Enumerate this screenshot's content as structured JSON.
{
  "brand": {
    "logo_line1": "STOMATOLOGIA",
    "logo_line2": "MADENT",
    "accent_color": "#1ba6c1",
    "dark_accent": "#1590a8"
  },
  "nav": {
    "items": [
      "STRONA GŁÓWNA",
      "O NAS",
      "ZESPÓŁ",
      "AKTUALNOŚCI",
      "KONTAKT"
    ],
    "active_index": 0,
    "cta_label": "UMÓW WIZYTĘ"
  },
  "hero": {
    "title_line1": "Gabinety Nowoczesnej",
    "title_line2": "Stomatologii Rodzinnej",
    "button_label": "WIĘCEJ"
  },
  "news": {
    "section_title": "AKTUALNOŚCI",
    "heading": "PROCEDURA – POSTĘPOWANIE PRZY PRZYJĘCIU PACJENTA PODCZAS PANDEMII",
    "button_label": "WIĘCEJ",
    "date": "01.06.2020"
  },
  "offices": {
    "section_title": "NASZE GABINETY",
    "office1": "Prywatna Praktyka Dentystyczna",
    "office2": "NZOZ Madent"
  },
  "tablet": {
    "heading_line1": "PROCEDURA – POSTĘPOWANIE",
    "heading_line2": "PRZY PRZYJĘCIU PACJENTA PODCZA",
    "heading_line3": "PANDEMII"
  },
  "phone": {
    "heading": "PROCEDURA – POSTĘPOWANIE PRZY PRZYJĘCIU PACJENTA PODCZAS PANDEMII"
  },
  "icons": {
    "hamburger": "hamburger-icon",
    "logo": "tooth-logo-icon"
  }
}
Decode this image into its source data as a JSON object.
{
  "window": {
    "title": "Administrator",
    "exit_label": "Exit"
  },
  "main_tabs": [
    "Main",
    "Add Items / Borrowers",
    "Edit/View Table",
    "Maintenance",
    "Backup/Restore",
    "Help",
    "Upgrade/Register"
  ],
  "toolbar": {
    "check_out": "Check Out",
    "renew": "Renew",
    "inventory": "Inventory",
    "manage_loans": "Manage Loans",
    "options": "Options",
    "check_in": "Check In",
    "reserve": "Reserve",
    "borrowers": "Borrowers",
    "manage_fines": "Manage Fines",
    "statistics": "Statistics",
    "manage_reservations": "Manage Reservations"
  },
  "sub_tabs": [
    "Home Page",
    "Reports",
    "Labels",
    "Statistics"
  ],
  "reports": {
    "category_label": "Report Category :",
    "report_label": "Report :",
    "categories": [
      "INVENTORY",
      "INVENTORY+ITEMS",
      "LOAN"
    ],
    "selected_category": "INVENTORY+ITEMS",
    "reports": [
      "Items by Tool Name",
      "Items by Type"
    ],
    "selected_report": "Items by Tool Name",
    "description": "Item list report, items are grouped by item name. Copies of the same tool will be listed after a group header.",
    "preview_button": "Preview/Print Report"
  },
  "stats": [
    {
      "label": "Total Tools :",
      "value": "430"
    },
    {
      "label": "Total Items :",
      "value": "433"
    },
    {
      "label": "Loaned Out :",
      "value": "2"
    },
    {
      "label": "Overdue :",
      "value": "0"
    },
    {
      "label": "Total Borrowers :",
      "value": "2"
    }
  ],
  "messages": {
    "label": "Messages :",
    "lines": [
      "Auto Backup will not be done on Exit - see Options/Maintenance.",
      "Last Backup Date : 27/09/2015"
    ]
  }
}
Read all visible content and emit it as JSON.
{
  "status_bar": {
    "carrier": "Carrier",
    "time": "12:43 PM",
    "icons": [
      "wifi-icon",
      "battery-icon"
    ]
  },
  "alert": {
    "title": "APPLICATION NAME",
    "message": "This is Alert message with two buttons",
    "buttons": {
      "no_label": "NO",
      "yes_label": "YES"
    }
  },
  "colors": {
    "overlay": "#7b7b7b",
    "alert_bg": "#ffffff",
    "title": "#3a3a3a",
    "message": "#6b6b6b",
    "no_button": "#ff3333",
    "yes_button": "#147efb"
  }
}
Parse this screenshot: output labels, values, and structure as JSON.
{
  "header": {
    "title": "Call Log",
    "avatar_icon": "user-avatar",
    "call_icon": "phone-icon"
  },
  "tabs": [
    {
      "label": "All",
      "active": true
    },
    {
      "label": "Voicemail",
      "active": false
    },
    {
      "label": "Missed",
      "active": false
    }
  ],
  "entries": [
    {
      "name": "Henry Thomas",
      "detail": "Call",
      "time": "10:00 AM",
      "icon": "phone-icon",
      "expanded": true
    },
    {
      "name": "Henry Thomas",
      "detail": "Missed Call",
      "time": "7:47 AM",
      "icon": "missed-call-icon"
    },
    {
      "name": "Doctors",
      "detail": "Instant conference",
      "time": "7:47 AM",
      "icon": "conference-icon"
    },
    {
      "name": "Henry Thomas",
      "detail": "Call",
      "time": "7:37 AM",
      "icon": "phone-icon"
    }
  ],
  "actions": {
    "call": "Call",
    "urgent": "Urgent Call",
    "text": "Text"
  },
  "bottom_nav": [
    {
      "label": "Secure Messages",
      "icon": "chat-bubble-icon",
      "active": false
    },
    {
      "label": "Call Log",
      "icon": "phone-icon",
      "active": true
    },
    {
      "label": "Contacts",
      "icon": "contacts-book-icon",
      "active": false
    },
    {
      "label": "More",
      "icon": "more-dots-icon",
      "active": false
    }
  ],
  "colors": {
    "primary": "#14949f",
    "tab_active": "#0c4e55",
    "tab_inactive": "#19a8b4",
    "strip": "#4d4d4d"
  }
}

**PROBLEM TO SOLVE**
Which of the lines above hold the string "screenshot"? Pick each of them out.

**TASK ANSWER**
Enumerate this screenshot's content as structured JSON.
Parse this screenshot: output labels, values, and structure as JSON.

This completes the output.